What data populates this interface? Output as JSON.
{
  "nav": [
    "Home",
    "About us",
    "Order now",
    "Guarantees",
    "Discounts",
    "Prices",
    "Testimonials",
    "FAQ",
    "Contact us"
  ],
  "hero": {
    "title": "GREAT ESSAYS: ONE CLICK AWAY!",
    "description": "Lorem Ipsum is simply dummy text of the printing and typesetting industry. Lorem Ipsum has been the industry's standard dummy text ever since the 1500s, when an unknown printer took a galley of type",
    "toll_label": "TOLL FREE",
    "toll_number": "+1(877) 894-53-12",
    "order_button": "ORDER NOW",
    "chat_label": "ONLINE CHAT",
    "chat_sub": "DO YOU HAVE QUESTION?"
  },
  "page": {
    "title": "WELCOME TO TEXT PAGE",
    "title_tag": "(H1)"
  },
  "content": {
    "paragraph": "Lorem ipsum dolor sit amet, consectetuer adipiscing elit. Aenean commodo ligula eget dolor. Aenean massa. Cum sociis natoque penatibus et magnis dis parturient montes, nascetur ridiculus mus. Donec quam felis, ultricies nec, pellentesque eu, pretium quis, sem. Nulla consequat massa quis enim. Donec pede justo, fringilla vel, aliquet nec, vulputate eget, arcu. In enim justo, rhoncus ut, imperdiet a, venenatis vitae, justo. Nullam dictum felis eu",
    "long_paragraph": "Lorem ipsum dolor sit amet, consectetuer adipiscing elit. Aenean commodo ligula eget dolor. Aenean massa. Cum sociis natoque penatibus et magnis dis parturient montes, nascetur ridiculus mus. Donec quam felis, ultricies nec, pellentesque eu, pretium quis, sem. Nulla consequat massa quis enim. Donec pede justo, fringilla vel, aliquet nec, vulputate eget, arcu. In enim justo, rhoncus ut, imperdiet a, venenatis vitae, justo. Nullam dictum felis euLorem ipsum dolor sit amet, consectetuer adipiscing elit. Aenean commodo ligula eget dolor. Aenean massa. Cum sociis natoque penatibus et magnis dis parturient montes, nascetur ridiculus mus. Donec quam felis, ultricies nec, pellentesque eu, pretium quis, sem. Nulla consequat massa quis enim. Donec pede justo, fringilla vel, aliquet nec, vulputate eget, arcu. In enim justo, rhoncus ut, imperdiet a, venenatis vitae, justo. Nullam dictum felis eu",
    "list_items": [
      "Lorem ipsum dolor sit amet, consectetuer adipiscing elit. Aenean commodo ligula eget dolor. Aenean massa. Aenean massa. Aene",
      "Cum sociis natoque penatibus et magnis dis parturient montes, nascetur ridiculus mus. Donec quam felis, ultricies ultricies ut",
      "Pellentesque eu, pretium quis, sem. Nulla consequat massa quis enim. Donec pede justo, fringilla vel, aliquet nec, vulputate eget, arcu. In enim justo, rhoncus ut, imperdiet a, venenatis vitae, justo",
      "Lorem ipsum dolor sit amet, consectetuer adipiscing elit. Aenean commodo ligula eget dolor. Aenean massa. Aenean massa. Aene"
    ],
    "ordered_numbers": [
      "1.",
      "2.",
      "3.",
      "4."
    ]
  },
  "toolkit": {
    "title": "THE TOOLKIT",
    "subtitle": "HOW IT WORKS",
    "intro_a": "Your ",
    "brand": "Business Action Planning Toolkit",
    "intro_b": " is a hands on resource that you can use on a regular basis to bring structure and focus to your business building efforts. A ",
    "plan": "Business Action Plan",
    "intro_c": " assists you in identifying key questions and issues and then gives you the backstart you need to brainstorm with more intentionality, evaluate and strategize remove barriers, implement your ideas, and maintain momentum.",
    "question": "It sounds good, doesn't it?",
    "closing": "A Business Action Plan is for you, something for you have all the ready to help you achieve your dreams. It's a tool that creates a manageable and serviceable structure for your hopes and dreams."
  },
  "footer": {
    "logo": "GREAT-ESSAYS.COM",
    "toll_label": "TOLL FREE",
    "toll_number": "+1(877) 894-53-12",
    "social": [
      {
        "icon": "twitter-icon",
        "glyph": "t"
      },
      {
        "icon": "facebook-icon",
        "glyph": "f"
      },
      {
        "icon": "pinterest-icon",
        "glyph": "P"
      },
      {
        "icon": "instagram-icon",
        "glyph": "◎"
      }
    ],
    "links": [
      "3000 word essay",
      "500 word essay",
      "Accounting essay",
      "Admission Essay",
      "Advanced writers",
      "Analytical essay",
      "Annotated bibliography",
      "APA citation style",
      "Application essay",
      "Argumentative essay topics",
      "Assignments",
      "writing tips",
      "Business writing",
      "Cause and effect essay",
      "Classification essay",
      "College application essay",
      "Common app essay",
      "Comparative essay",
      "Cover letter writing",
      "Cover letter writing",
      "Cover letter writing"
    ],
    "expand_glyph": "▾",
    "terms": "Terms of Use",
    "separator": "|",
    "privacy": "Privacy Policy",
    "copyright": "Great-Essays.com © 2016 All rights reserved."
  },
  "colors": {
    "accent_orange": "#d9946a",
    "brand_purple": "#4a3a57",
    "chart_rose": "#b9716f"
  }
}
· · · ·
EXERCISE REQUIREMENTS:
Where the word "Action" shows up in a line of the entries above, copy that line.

YOUR RESPONSE:
    "brand": "Business Action Planning Toolkit",
    "plan": "Business Action Plan",
    "closing": "A Business Action Plan is for you, something for you have all the ready to help you achieve your dreams. It's a tool that creates a manageable and serviceable structure for your hopes and dreams."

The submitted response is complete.